Allingham’s sleuth, if he could be called that, is Albert Campion, a young man remarkable for his imbecility. He does silly magic tricks. He indulges his annoying sense of humor at singularly inappropriate times. He occasionally tells outrageous lies. The art of talking rubbish in any circumstances is his peculiar talent. He claims to hate guns but is oddly adept at using them. Patently unheroic in appearance, he somehow keeps saving the skins of his companions.
His companions are a group of young people at a weekend party who find themselves in a nest of vicious criminals. The setting is a gloomy and isolated country mansion riddled with secret passageways and lighted only by candles. Odd things happen, including a creepy game with a dagger (a peculiar family tradition) and a suspicious death.
There’s lots of action, and a measure of romance too. Although Campion as the mystery sleuth is an attention-grabber, we also have an appealing protagonist, a scholarly young pathologist who has worked with Scotland Yard, and who is charmingly and unexpectedly in love.
There’s a lot to like in this exuberant crime novel, though it may not be perfect. Plenty of time for perfection to arise as the series unfolds.
All of the parts with Albert Campion are amusing. Other parts do drag a bit (besides pompous George, there is another supporting character named Kennedy who is a bit of a drag). This book also contains a mention of the Simister gang, which plays a big part in one of the subsequent books in the series. Also notable is that we are left in doubt as to what kind of person Albert is although he is undoubtedly very versatile behind his foolish face and foolish manner. He is the most entertaining character in the novel which is why he ended up with a series and the other characters faded into oblivion.
Recommended because it is the first appearance of the delightful Albert Campion.
It has been about twenty years since I had first read this book. I just reread it before writing this and I did enjoy rereading it. I had forgotten about George Abershaw! He is a forgettable character.
Top reviews from other countries
Indeed, much of the action is told from the point of view of Dr George Abbershaw, one of the guests of a weekend party at the house of Colonel Gordon Coombe, whose nephew, Wyatt Petrie, organises groups of young people to visit and amuse his uncle. The house is a somewhat forbidding setting for a party, but Abbershaw is more interested in a young lady called Margaret Oliphant than the location.
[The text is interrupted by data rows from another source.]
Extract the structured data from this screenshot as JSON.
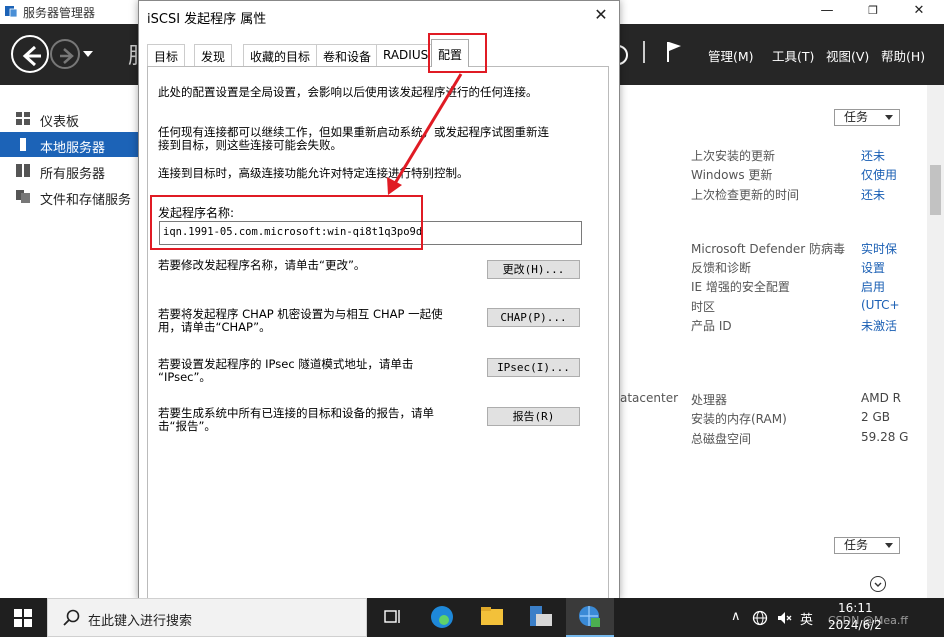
{
  "server_manager": {
    "window_title": "服务器管理器",
    "title_letter": "服",
    "menu": [
      "管理(M)",
      "工具(T)",
      "视图(V)",
      "帮助(H)"
    ],
    "sidebar": [
      {
        "label": "仪表板",
        "icon": "dashboard-icon"
      },
      {
        "label": "本地服务器",
        "icon": "local-server-icon",
        "active": true
      },
      {
        "label": "所有服务器",
        "icon": "all-servers-icon"
      },
      {
        "label": "文件和存储服务",
        "icon": "file-storage-icon"
      }
    ],
    "tasks_label": "任务",
    "properties_top": [
      {
        "label": "上次安装的更新",
        "value": "还未"
      },
      {
        "label": "Windows 更新",
        "value": "仅使用"
      },
      {
        "label": "上次检查更新的时间",
        "value": "还未"
      }
    ],
    "properties_mid": [
      {
        "label": "Microsoft Defender 防病毒",
        "value": "实时保"
      },
      {
        "label": "反馈和诊断",
        "value": "设置"
      },
      {
        "label": "IE 增强的安全配置",
        "value": "启用"
      },
      {
        "label": "时区",
        "value": "(UTC+"
      },
      {
        "label": "产品 ID",
        "value": "未激活"
      }
    ],
    "partial_text": "atacenter",
    "properties_hw": [
      {
        "label": "处理器",
        "value": "AMD R"
      },
      {
        "label": "安装的内存(RAM)",
        "value": "2 GB"
      },
      {
        "label": "总磁盘空间",
        "value": "59.28 G"
      }
    ],
    "tasks_label_2": "任务"
  },
  "dialog": {
    "title": "iSCSI 发起程序 属性",
    "tabs": [
      "目标",
      "发现",
      "收藏的目标",
      "卷和设备",
      "RADIUS",
      "配置"
    ],
    "active_tab": "配置",
    "intro": "此处的配置设置是全局设置，会影响以后使用该发起程序进行的任何连接。",
    "warning_line1": "任何现有连接都可以继续工作，但如果重新启动系统，或发起程序试图重新连",
    "warning_line2": "接到目标，则这些连接可能会失败。",
    "advanced_note": "连接到目标时，高级连接功能允许对特定连接进行特别控制。",
    "initiator_name_label": "发起程序名称:",
    "initiator_name": "iqn.1991-05.com.microsoft:win-qi8t1q3po9d",
    "rows": [
      {
        "text1": "若要修改发起程序名称，请单击“更改”。",
        "text2": "",
        "button": "更改(H)..."
      },
      {
        "text1": "若要将发起程序 CHAP 机密设置为与相互 CHAP 一起使",
        "text2": "用，请单击“CHAP”。",
        "button": "CHAP(P)..."
      },
      {
        "text1": "若要设置发起程序的 IPsec 隧道模式地址，请单击",
        "text2": "“IPsec”。",
        "button": "IPsec(I)..."
      },
      {
        "text1": "若要生成系统中所有已连接的目标和设备的报告，请单",
        "text2": "击“报告”。",
        "button": "报告(R)"
      }
    ]
  },
  "taskbar": {
    "search_placeholder": "在此键入进行搜索",
    "ime": "英",
    "time": "16:11",
    "date": "2024/6/2",
    "watermark": "CSDN @Mea.ff"
  },
  "colors": {
    "toolbar_bg": "#262626",
    "sidebar_active": "#1c63b7",
    "link_blue": "#1a5fb4",
    "annotation_red": "#e01b24",
    "taskbar_bg": "#1f1f1f"
  }
}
Still, romantic considerations aside, there are a mix of guests, including a keen Cambridge rugger blue, a young doctor, a couple of rather sinister guests of the Colonel and a ‘silly ass’ called Albert Campion, who nobody seems to have invited…
When Petrie tells of a family ritual involving the fifteenth century ‘Black Dudley Dagger,’ the guests agree to play along and, when the lights come back on, it seems that there has been a tragedy. Worst still, the Colonel’s rather unpleasant, and unfriendly, guests, claim to have lost something of great importance and, if it is not returned, there will be consequences. Despite appearing as a rather inoffensive, unintelligent character, Campion turns out to be very useful in the following crisis, as the guests find themselves prisoners in the isolated house, unable to escape. However, this actually turns out to be a murder mystery, wrapped in a tale of criminal gangs. Overall, I am glad I read this first book and would certainly like to read on and discover more about Albert Campion.